A new facility is required in order to safely dispose of the waste that will be produced by the new generation of nuclear power stations which are being developed currently, including the Hinkley Point C.
The government said that the said facility will create a maximum of 2,000 skilled jobs and bring at least £8bn to the economy over the lifetime of the facility. However, Richard Harrington, the energy minister, said that planning consent would only be granted to sites that secure local support.
Harrington stated: “We owe it to future generations to take action now to find a suitable permanent site for the safe disposal of our radioactive waste. And it is right that local communities have a say.”
According to the consultation plans, the communities could receive a maximum of £1m per year in funding during the initial land testing if they would agree to host the waste site. The said figure could increase to £2.5m per year for those that permit boreholes to test whether the land of their community is suitable.
An earlier attempt to look for a host for the said project failed when Cumbria county council declined the plans in 2013.
Consultations in Northern Ireland, Wales, and England is set to run for 12 weeks.
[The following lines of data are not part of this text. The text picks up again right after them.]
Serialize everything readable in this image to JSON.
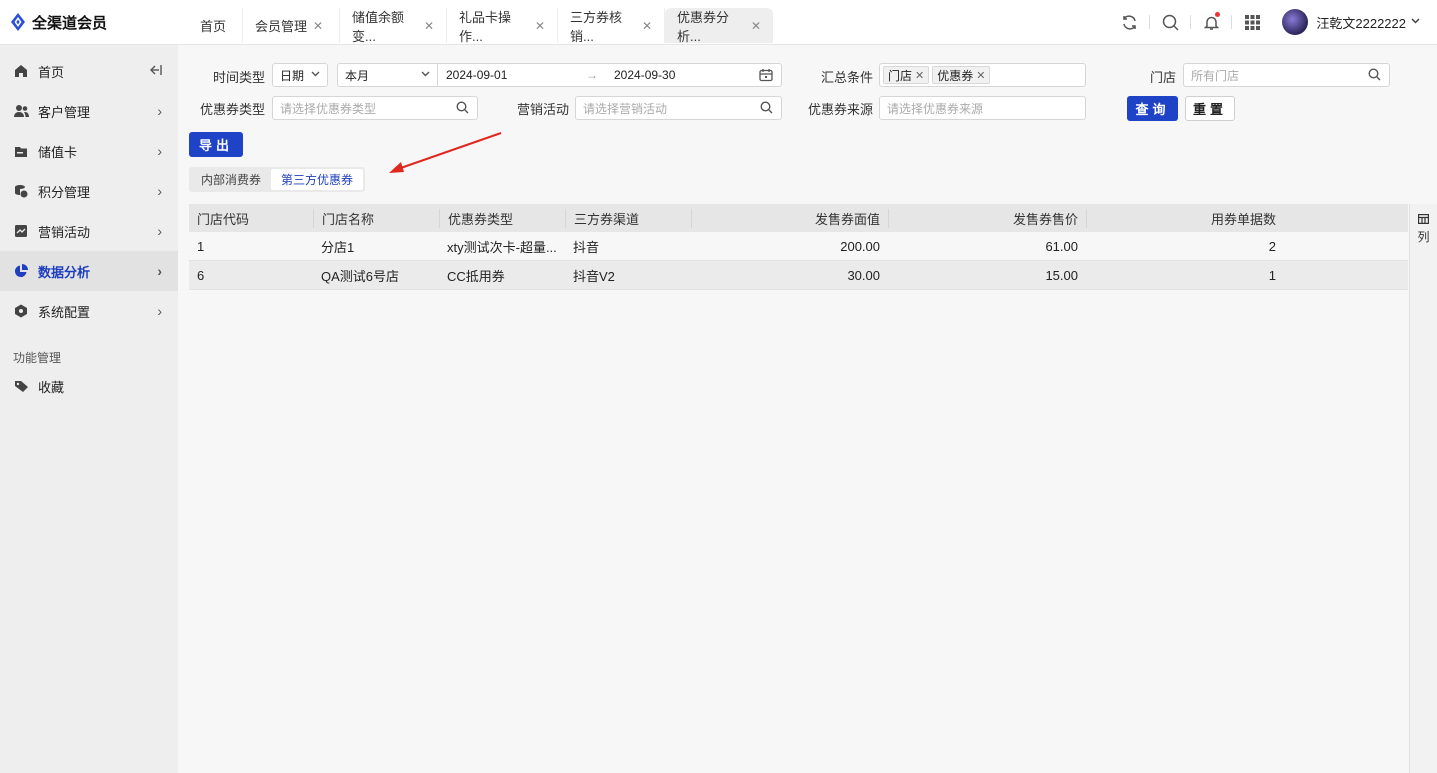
{
  "app": {
    "brand": "全渠道会员"
  },
  "tabs": [
    {
      "label": "首页",
      "closable": false
    },
    {
      "label": "会员管理",
      "closable": true
    },
    {
      "label": "储值余额变...",
      "closable": true
    },
    {
      "label": "礼品卡操作...",
      "closable": true
    },
    {
      "label": "三方券核销...",
      "closable": true
    },
    {
      "label": "优惠券分析...",
      "closable": true,
      "active": true
    }
  ],
  "header": {
    "user_name": "汪乾文2222222",
    "chevron": "⌄"
  },
  "sidebar": {
    "items": [
      {
        "label": "首页",
        "icon": "home-icon"
      },
      {
        "label": "客户管理",
        "icon": "users-icon"
      },
      {
        "label": "储值卡",
        "icon": "card-icon"
      },
      {
        "label": "积分管理",
        "icon": "coins-icon"
      },
      {
        "label": "营销活动",
        "icon": "chart-icon"
      },
      {
        "label": "数据分析",
        "icon": "pie-icon",
        "active": true
      },
      {
        "label": "系统配置",
        "icon": "settings-icon"
      }
    ],
    "section_title": "功能管理",
    "favorites_label": "收藏"
  },
  "filters": {
    "time_type_label": "时间类型",
    "time_type_value": "日期",
    "period_value": "本月",
    "date_start": "2024-09-01",
    "date_arrow": "→",
    "date_end": "2024-09-30",
    "summary_label": "汇总条件",
    "summary_tags": [
      "门店",
      "优惠券"
    ],
    "store_label": "门店",
    "store_placeholder": "所有门店",
    "coupon_type_label": "优惠券类型",
    "coupon_type_placeholder": "请选择优惠券类型",
    "campaign_label": "营销活动",
    "campaign_placeholder": "请选择营销活动",
    "source_label": "优惠券来源",
    "source_placeholder": "请选择优惠券来源",
    "query_label": "查询",
    "reset_label": "重置"
  },
  "actions": {
    "export_label": "导出"
  },
  "segments": [
    {
      "label": "内部消费券"
    },
    {
      "label": "第三方优惠券",
      "active": true
    }
  ],
  "table": {
    "columns": [
      "门店代码",
      "门店名称",
      "优惠券类型",
      "三方券渠道",
      "发售券面值",
      "发售券售价",
      "用券单据数",
      ""
    ],
    "rows": [
      [
        "1",
        "分店1",
        "xty测试次卡-超量...",
        "抖音",
        "200.00",
        "61.00",
        "2",
        ""
      ],
      [
        "6",
        "QA测试6号店",
        "CC抵用券",
        "抖音V2",
        "30.00",
        "15.00",
        "1",
        ""
      ]
    ]
  },
  "column_setting_label": "列",
  "colors": {
    "primary": "#1e43c7",
    "active_nav": "#1f3fbf",
    "annotation_arrow": "#e0281e"
  }
}
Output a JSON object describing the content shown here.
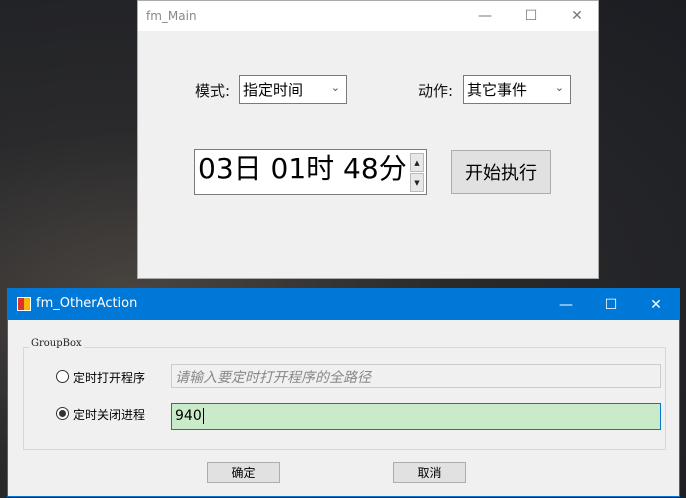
{
  "main_window": {
    "title": "fm_Main",
    "mode_label": "模式:",
    "mode_value": "指定时间",
    "action_label": "动作:",
    "action_value": "其它事件",
    "time_value": "03日 01时 48分",
    "start_button": "开始执行"
  },
  "other_window": {
    "title": "fm_OtherAction",
    "groupbox_label": "GroupBox",
    "option_open": {
      "label": "定时打开程序",
      "placeholder": "请输入要定时打开程序的全路径",
      "checked": false
    },
    "option_close": {
      "label": "定时关闭进程",
      "value": "940",
      "checked": true
    },
    "ok_button": "确定",
    "cancel_button": "取消"
  },
  "glyphs": {
    "minimize": "—",
    "maximize": "☐",
    "close": "✕",
    "chevron": "⌄",
    "up": "▲",
    "down": "▼"
  }
}
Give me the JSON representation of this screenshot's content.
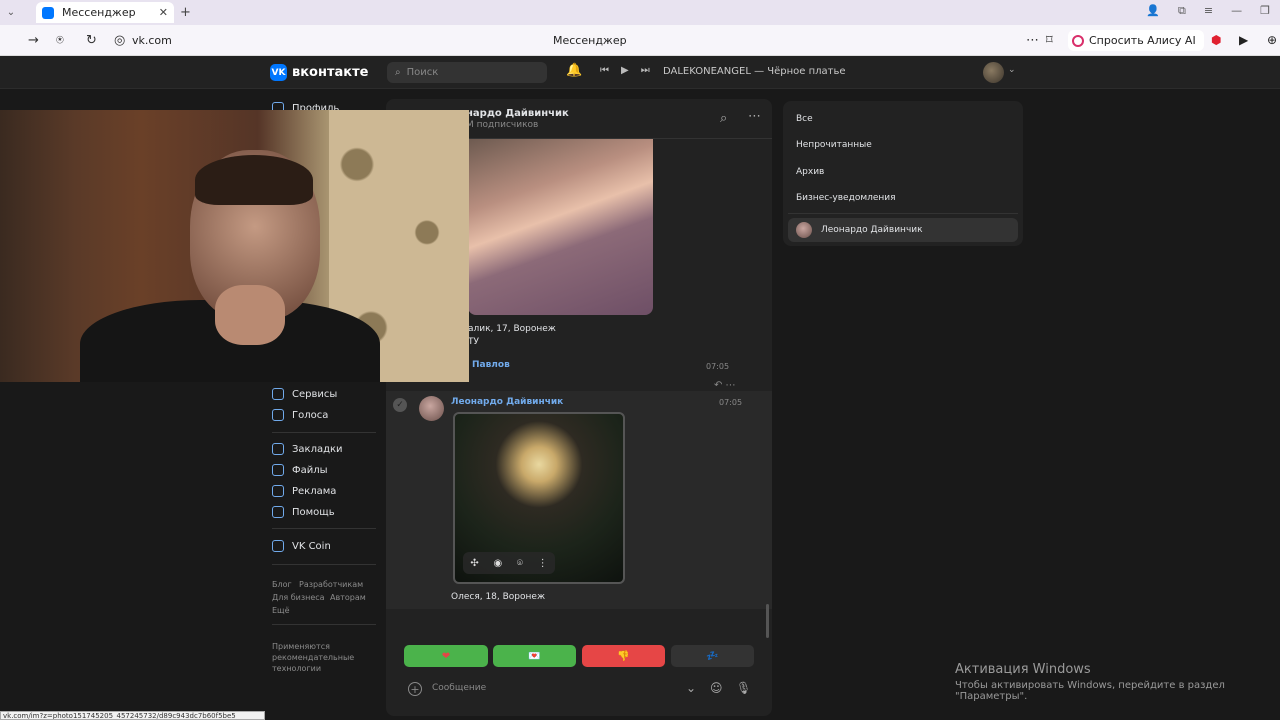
{
  "browser": {
    "tab_title": "Мессенджер",
    "url": "vk.com",
    "page_title": "Мессенджер",
    "alisa_label": "Спросить Алису AI",
    "status_url": "vk.com/im?z=photo151745205_457245732/d89c943dc7b60f5be5"
  },
  "header": {
    "logo_text": "вконтакте",
    "search_placeholder": "Поиск",
    "track": "DALEKONEANGEL — Чёрное платье"
  },
  "left_menu": {
    "profile": "Профиль",
    "items": [
      "Сервисы",
      "Голоса",
      "Закладки",
      "Файлы",
      "Реклама",
      "Помощь",
      "VK Coin"
    ],
    "footer_links": [
      "Блог",
      "Разработчикам",
      "Для бизнеса",
      "Авторам",
      "Ещё"
    ],
    "footer_note_1": "Применяются",
    "footer_note_2": "рекомендательные",
    "footer_note_3": "технологии"
  },
  "chat": {
    "name": "нардо Дайвинчик",
    "subscribers": "M подписчиков",
    "caption1_line1": "алик, 17, Воронеж",
    "caption1_line2": "ТУ",
    "sender_pavlov": "Павлов",
    "time1": "07:05",
    "sender2": "Леонардо Дайвинчик",
    "time2": "07:05",
    "caption2": "Олеся, 18, Воронеж",
    "message_placeholder": "Сообщение"
  },
  "keyboard": {
    "buttons": [
      {
        "icon": "❤",
        "bg": "#4bb34b"
      },
      {
        "icon": "💌",
        "bg": "#4bb34b"
      },
      {
        "icon": "👎",
        "bg": "#e64646"
      },
      {
        "icon": "💤",
        "bg": "#333333"
      }
    ]
  },
  "folders": {
    "items": [
      "Все",
      "Непрочитанные",
      "Архив",
      "Бизнес-уведомления"
    ],
    "active_chat": "Леонардо Дайвинчик"
  },
  "windows": {
    "activation_title": "Активация Windows",
    "activation_text": "Чтобы активировать Windows, перейдите в раздел \"Параметры\"."
  }
}
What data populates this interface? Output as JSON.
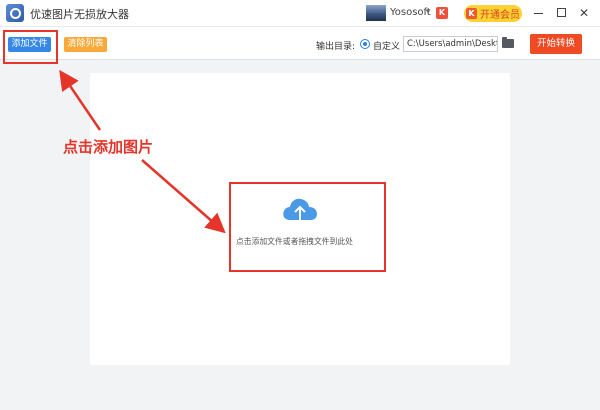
{
  "window": {
    "title": "优速图片无损放大器",
    "username": "Yososoft",
    "badge": "K",
    "vip_label": "开通会员",
    "vip_icon": "K",
    "min_icon": "minimize-icon",
    "max_icon": "maximize-icon",
    "close_glyph": "✕"
  },
  "toolbar": {
    "add_label": "添加文件",
    "clear_label": "清除列表",
    "output_label": "输出目录:",
    "radio_label": "自定义",
    "path_value": "C:\\Users\\admin\\Deskto",
    "start_label": "开始转换"
  },
  "dropzone": {
    "hint": "点击添加文件或者拖拽文件到此处",
    "icon": "cloud-upload-icon"
  },
  "annotation": {
    "text": "点击添加图片",
    "color": "#e5352b"
  },
  "colors": {
    "primary_blue": "#3588e8",
    "clear_orange": "#f7a93a",
    "start_red": "#ef4a24",
    "vip_yellow": "#ffd233",
    "cloud_blue": "#4a9ae8"
  }
}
The chief executive of the Nuclear Industry Association, Tom Greatrex, said that the consultations will give greater clarity regarding the key issues of effective community engagement and underground storage.
“It will place the community at the centre of the process, as well as delivering the long-term job creation such a facility will bring,” said Greatrex.
However, environmental groups criticised the plans, with Greenpeace UK saying that the government was “bribing” communities. The group urged ministers to pursue solar and wind power plans instead of new nuclear builds.
The director of the Energy and Climate Intelligence Unit (ECIU), Richard Black, stated: “Finding a secure resting place for Britain’s growing nuclear waste stockpile is something that government after government has failed to do – sometimes for lack of trying, sometimes through trying to foist on communities something they really didn’t want.
“The only approach that stands a chance of succeeding is absolutely openness – and one hopes that this will indeed be the approach, because the waste can’t be wished out of existence.”